An image of Untitled 1988 by Cindy Sherman

Cindy Sherman

(United States of America 19 Jan 1954 – )

Title
Untitled 1988
Other titles:
MP#184
Year
1988
Media category
Photograph
Materials used
type C photograph
Edition
5/6
Dimensions

155.2 x 234.8 cm frame

Signature & date
Signed and dated centre verso, black marker "Cindy Sherman ...1988".
Credit
Purchased 1997
Accession number
371.1997
Copyright
© Courtesy Cindy Sherman and Metro Pictures
Location
Not on display
Further information

In ‘Untitled’ Cindy Sherman pushes her grotesque–burlesque sensibilities in a temporary move away from the performative images of self-transformation, such as the ‘Untitled film stills’ 1977–80 series, for which the artist is famous. The selected work is part of the Disaster series 1986–89 and typifies the intensifying scenes of constructed monstrosity, destruction and chaos that began to emerge in her macabre ‘Fairy tales’ series of 1985. It also marks Sherman’s growing fascination with integrating fragmented and simulated body parts into her images.

Championed in the 1970s and early 1980s by many feminists as an artist whose work critiques feminine stereotypes and the tropes of the mass media, some read Sherman’s subsequent work, including ‘Untitled’, as a variation on the ‘female grotesque’ and a continuation of the images by the artist that appeared to negotiate the penetrative male gaze.1 Yet such prescriptive readings and ‘ownership’ of the work suggests they may have been the impetus for Sherman’s move away from images of herself or of women, ironically reinstating a personalised aspect to her work by not appearing in them.

An eerie theatrical film-noir lighting adds a chilling dimension of abandonment and vagrancy to this image, as blue shadows pool around the debris. Strewn, torn, smashed, burnt; Sherman spares nothing on the disassembled office equipment and communication devices which fill the image.
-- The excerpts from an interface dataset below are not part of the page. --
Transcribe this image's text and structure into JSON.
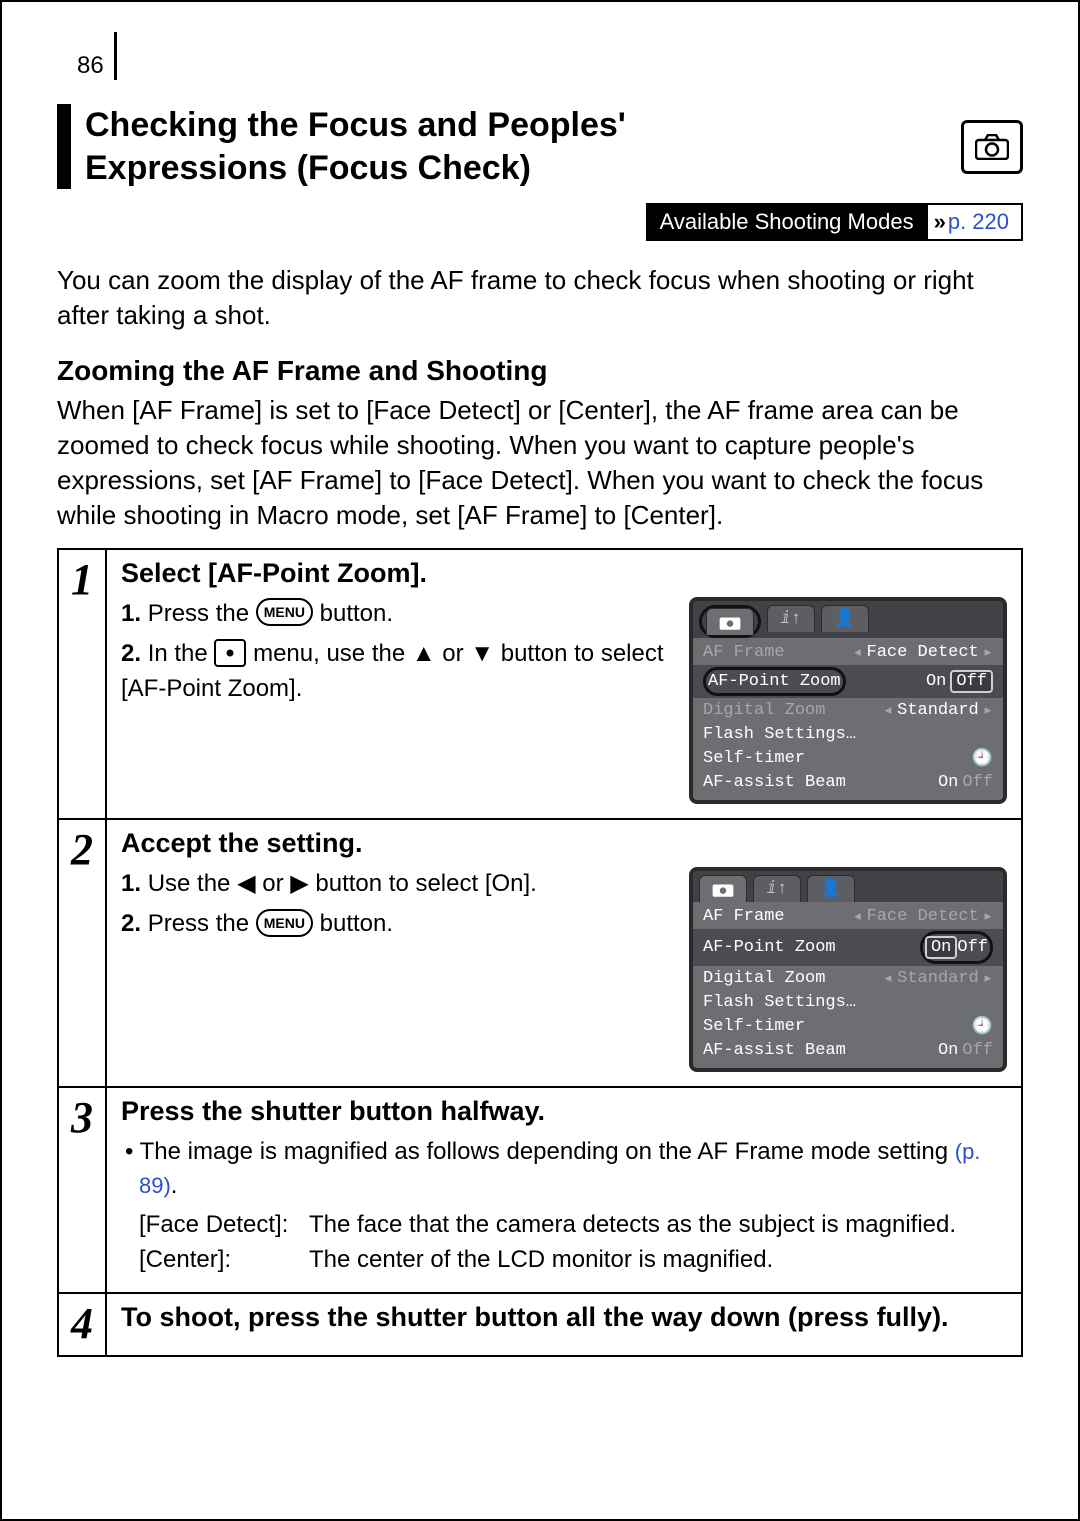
{
  "page_number": "86",
  "title_line1": "Checking the Focus and Peoples'",
  "title_line2": "Expressions (Focus Check)",
  "camera_icon": "camera-rec-icon",
  "modes_label": "Available Shooting Modes",
  "modes_ref": "p. 220",
  "intro": "You can zoom the display of the AF frame to check focus when shooting or right after taking a shot.",
  "subhead": "Zooming the AF Frame and Shooting",
  "subtext": "When [AF Frame] is set to [Face Detect] or [Center], the AF frame area can be zoomed to check focus while shooting. When you want to capture people's expressions, set [AF Frame] to [Face Detect]. When you want to check the focus while shooting in Macro mode, set [AF Frame] to [Center].",
  "steps": {
    "s1": {
      "num": "1",
      "title": "Select [AF-Point Zoom].",
      "l1a": "1.",
      "l1b": "Press the ",
      "l1c": " button.",
      "l2a": "2.",
      "l2b": "In the ",
      "l2c": " menu, use the ",
      "l2d": " or ",
      "l2e": " button to select [AF-Point Zoom].",
      "menu_label": "MENU"
    },
    "s2": {
      "num": "2",
      "title": "Accept the setting.",
      "l1a": "1.",
      "l1b": "Use the ",
      "l1c": " or ",
      "l1d": " button to select [On].",
      "l2a": "2.",
      "l2b": "Press the ",
      "l2c": " button.",
      "menu_label": "MENU"
    },
    "s3": {
      "num": "3",
      "title": "Press the shutter button halfway.",
      "b1a": "• The image is magnified as follows depending on the AF Frame mode setting ",
      "b1link": "(p. 89)",
      "b1b": ".",
      "d1l": "[Face Detect]:",
      "d1v": "The face that the camera detects as the subject is magnified.",
      "d2l": "[Center]:",
      "d2v": "The center of the LCD monitor is magnified."
    },
    "s4": {
      "num": "4",
      "title": "To shoot, press the shutter button all the way down (press fully)."
    }
  },
  "lcd1": {
    "r1l": "AF Frame",
    "r1v": "Face Detect",
    "r2l": "AF-Point Zoom",
    "r2on": "On",
    "r2off": "Off",
    "r3l": "Digital Zoom",
    "r3v": "Standard",
    "r4l": "Flash Settings…",
    "r5l": "Self-timer",
    "r6l": "AF-assist Beam",
    "r6on": "On",
    "r6off": "Off"
  },
  "lcd2": {
    "r1l": "AF Frame",
    "r1v": "Face Detect",
    "r2l": "AF-Point Zoom",
    "r2on": "On",
    "r2off": "Off",
    "r3l": "Digital Zoom",
    "r3v": "Standard",
    "r4l": "Flash Settings…",
    "r5l": "Self-timer",
    "r6l": "AF-assist Beam",
    "r6on": "On",
    "r6off": "Off"
  }
}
A doll lies face-down on this trash heap, grimy and stiffly grasping at the tangle of audio tape as if it were the last thread of hope. The face being unreadable, the work suggests annihilation of self and identity by the destruction of any means of connection or communication. As Sherman has commented: ‘Even though I’ve never actively thought of my work as feminist or as a political statement, certainly everything in it was drawn from my observations as a woman in this culture.’2

1. Jones A 2000, ‘Tracing the subject with Cindy Sherman’, ‘Cindy Sherman: retrospective’, Thames & Hudson, New York pp 33–49
2. Fuku N 1997, ‘A woman of parts’, ‘Art in America’, June p 80
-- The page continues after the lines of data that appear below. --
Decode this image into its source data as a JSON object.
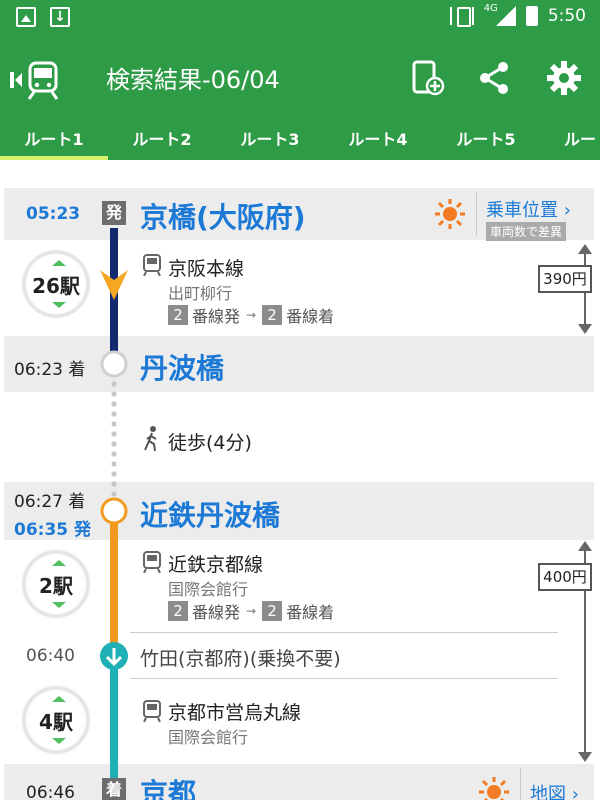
{
  "status": {
    "time": "5:50",
    "network": "4G"
  },
  "appbar": {
    "title": "検索結果-06/04"
  },
  "tabs": [
    "ルート1",
    "ルート2",
    "ルート3",
    "ルート4",
    "ルート5",
    "ルー"
  ],
  "origin": {
    "time": "05:23",
    "badge": "発",
    "name": "京橋(大阪府)",
    "link": "乗車位置",
    "link_sub": "車両数で差異"
  },
  "segment1": {
    "stops": "26駅",
    "line": "京阪本線",
    "destination": "出町柳行",
    "dep_platform": "2",
    "dep_suffix": "番線発",
    "arr_platform": "2",
    "arr_suffix": "番線着",
    "fare": "390円"
  },
  "transfer1": {
    "time": "06:23 着",
    "name": "丹波橋"
  },
  "walk": {
    "text": "徒歩(4分)"
  },
  "transfer2": {
    "arr_time": "06:27 着",
    "dep_time": "06:35 発",
    "name": "近鉄丹波橋"
  },
  "segment2": {
    "stops": "2駅",
    "line": "近鉄京都線",
    "destination": "国際会館行",
    "dep_platform": "2",
    "dep_suffix": "番線発",
    "arr_platform": "2",
    "arr_suffix": "番線着",
    "fare": "400円"
  },
  "through": {
    "time": "06:40",
    "name": "竹田(京都府)(乗換不要)"
  },
  "segment3": {
    "stops": "4駅",
    "line": "京都市営烏丸線",
    "destination": "国際会館行"
  },
  "destination": {
    "time": "06:46",
    "badge": "着",
    "name": "京都",
    "link": "地図"
  },
  "colors": {
    "brand": "#2e9b46",
    "line_keihan": "#142a6e",
    "line_kintetsu": "#f29a1e",
    "line_karasuma": "#1eb0b5",
    "station_link": "#1c7ad6"
  }
}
© Art Gallery of New South Wales Photography Collection Handbook, 2007

Bibliography (5)

George Alexander, Photography: Art Gallery of New South Wales Collection, 'Tableaux - memento mori - screen culture', pg.313-335, Sydney, 2007, 314, 324 (colour illus.).

Anthony Bond, Contemporary: Art Gallery of New South Wales Contemporary Collection, 'Imagining the body', pg.246-289, Sydney, 2006, 248.

Anthony Bond, Body, Sydney, 1997. cat.no. 142

Pauline Green (Editor), Read My Lips, Parkes, 1998, 44 (colour illus.), 54. fig.no. 29

Rosalind Krauss, Cindy Sherman 1975-1993, New York, 1993, 160-61 (colour illus.).

Exhibition history (2)

Body, Art Gallery of New South Wales, Sydney, 12 Sep 1997–16 Nov 1997

Read my Lips, National Gallery of Australia, Parkes, 06 Jun 1998–09 Aug 1998